The Louisiana chapters of Moms Demand Action and Students Demand Action, both part of Everytown for Gun Safety’s grassroots networks, released the following statement today in response to reports that Lafayette police opened fire, fatally shooting Trayford Pellerin at a gas station on Friday night.

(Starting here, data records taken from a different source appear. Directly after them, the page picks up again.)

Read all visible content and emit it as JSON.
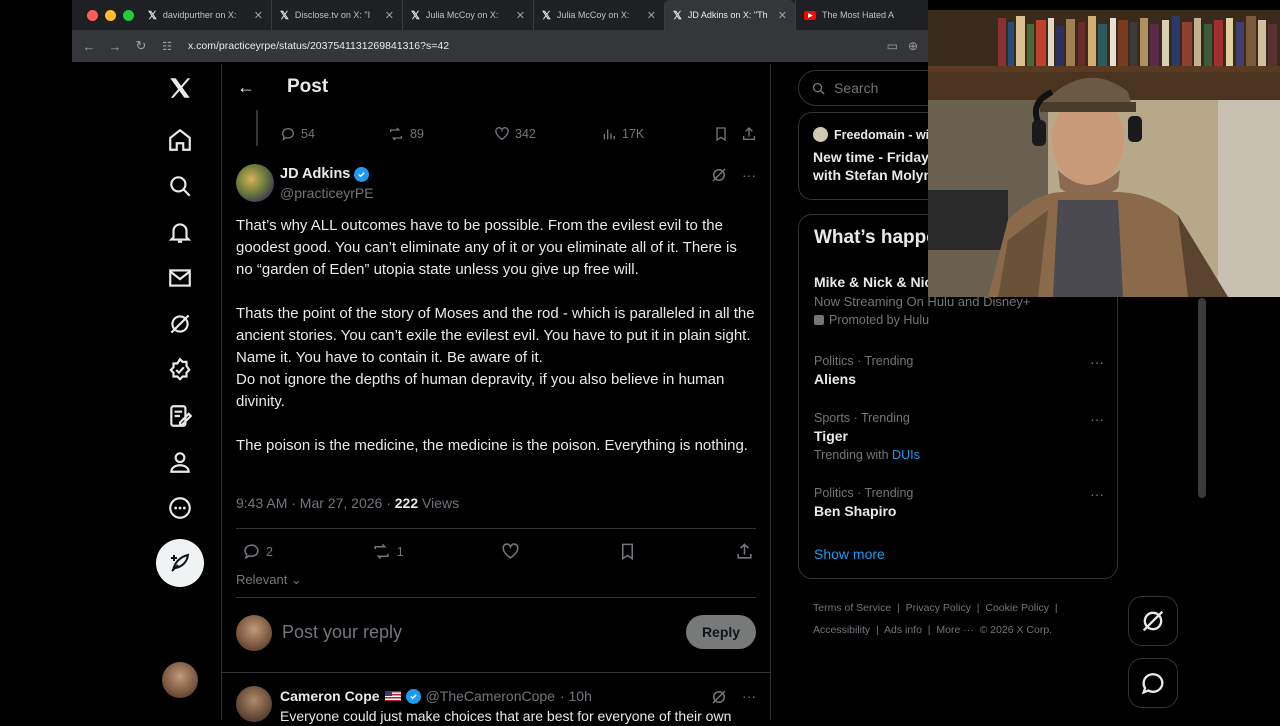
{
  "browser": {
    "tabs": [
      {
        "label": "davidpurther on X: ",
        "icon": "x-logo"
      },
      {
        "label": "Disclose.tv on X: \"I",
        "icon": "x-logo"
      },
      {
        "label": "Julia McCoy on X: ",
        "icon": "x-logo"
      },
      {
        "label": "Julia McCoy on X: ",
        "icon": "x-logo"
      },
      {
        "label": "JD Adkins on X: \"Th",
        "icon": "x-logo"
      },
      {
        "label": "The Most Hated A",
        "icon": "youtube-icon"
      }
    ],
    "url": "x.com/practiceyrpe/status/2037541131269841316?s=42"
  },
  "header": {
    "title": "Post"
  },
  "prev_actions": {
    "replies": "54",
    "reposts": "89",
    "likes": "342",
    "views": "17K"
  },
  "tweet": {
    "name": "JD Adkins",
    "handle": "@practiceyrPE",
    "paragraphs": [
      "That’s why ALL outcomes have to be possible.  From the evilest evil to the goodest good.  You can’t eliminate any of it or you eliminate all of it.  There is no “garden of Eden” utopia state unless you give up free will.",
      "",
      "Thats the point of the story of Moses and the rod - which is paralleled in all the ancient  stories.  You can’t exile the evilest evil.  You have to put it in plain sight.  Name it.  You have to contain it.  Be aware of it.",
      "Do not ignore the depths of human depravity, if you also believe in human divinity.",
      "",
      "The poison is the medicine, the medicine is the poison.  Everything is nothing."
    ],
    "time": "9:43 AM · Mar 27, 2026 · ",
    "views_count": "222",
    "views_label": " Views",
    "replies": "2",
    "reposts": "1"
  },
  "sort": {
    "label": "Relevant"
  },
  "reply": {
    "placeholder": "Post your reply",
    "button": "Reply"
  },
  "next_reply": {
    "name": "Cameron Cope",
    "handle": "@TheCameronCope",
    "time": "· 10h",
    "text": "Everyone could just make choices that are best for everyone of their own"
  },
  "sidebar": {
    "search_placeholder": "Search",
    "live": {
      "host": "Freedomain - with",
      "title_line1": "New time - Friday",
      "title_line2": "with Stefan Molyneux"
    },
    "happening": {
      "title": "What’s happening",
      "items": [
        {
          "category": "",
          "title": "Mike & Nick & Nick",
          "sub": "Now Streaming On Hulu and Disney+",
          "promo": "Promoted by Hulu"
        },
        {
          "category": "Politics · Trending",
          "title": "Aliens"
        },
        {
          "category": "Sports · Trending",
          "title": "Tiger",
          "sub_prefix": "Trending with ",
          "sub_link": "DUIs"
        },
        {
          "category": "Politics · Trending",
          "title": "Ben Shapiro"
        }
      ],
      "show_more": "Show more"
    },
    "footer": [
      "Terms of Service",
      "Privacy Policy",
      "Cookie Policy",
      "Accessibility",
      "Ads info",
      "More ···",
      "© 2026 X Corp."
    ]
  }
}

According to the Daily Advertiser, this is at least “the third time an on-duty Lafayette Police Department officer has shot a person in five weeks, and the fourth in 2020.”
“We’re extremely troubled by yet another report of police violence in our community,” said Angelle Bradford, a volunteer leader with Louisiana Moms Demand Action. “We demand a thorough and transparent investigation, and we hope the Police Training, Screening, and De-escalation Task Force will address reforms that can reduce police violence.”

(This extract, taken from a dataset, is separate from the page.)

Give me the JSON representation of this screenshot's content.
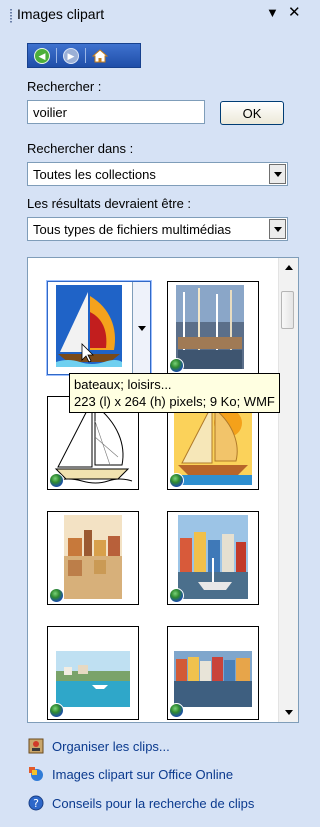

A growing collection of research largely demonstrates that body-worn cameras are effective in strengthening community perceptions of the police and reducing use-of-force incidents and complaints–especially if there is clear policy stating when cameras must be turned on.

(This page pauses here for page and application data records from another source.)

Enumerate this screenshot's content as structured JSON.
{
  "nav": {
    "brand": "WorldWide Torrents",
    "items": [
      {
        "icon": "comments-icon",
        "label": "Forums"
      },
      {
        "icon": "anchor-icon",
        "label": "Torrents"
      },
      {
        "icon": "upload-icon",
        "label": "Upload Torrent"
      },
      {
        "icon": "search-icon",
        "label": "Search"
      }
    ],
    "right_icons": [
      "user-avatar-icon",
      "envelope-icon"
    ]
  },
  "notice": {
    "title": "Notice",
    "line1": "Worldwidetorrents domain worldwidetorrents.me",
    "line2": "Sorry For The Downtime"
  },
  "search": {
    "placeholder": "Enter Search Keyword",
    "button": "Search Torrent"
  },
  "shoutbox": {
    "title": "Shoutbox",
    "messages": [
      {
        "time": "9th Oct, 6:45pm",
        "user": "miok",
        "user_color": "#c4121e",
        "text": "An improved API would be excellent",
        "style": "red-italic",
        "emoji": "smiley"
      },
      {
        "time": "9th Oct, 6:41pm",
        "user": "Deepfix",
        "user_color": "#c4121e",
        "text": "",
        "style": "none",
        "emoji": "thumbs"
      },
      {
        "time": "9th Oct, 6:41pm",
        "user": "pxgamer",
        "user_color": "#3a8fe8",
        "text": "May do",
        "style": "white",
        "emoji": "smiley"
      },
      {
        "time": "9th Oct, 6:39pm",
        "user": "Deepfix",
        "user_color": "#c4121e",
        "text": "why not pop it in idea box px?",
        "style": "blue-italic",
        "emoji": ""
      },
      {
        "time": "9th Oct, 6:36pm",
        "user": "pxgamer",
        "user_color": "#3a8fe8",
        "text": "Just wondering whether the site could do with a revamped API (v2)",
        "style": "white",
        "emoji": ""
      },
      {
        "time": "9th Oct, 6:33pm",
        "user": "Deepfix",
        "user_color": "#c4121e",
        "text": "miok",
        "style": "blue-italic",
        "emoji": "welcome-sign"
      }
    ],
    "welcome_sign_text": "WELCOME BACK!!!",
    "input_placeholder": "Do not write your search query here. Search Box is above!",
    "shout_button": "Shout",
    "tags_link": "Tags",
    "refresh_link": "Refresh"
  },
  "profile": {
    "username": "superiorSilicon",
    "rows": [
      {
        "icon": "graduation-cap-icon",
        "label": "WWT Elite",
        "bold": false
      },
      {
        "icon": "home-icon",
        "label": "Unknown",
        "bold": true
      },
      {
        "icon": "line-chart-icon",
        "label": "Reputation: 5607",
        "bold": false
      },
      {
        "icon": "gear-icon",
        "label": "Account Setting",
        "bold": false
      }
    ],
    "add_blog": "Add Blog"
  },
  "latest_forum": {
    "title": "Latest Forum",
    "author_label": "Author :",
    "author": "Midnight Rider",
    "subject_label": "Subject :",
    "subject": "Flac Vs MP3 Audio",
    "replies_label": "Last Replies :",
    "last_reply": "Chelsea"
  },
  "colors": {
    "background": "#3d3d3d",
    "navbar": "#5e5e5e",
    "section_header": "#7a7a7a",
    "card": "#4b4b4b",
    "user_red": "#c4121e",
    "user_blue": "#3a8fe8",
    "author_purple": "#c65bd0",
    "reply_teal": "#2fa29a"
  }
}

Meaningful use of force policies encourage de-escalation, utilize early intervention systems, and ensure that officers who act in a manner that is criminally negligent can be held accountable. Use of force policies can ensure that laws help advance safety and promote trust in the police.
Research suggests that implementing specific use-of-force policies can save lives. One 2016 study of 91 large police departments found adoption of use-of-force reform policies—exhaustion of other means prior to shooting, bans on chokeholds and strangleholds, use-of-force continuum, de-escalation, duty to intervene, restrictions on shootings at moving vehicles, and warning before shooting—was associated with fewer people killed by police.
Black people in the United States are far more likely to be shot and killed by law enforcement than their white counterparts, and data from Mapping Police Violence shows that most people killed by police are killed with guns. Black Americans are shot and killed by police at three times the rate of white Americans.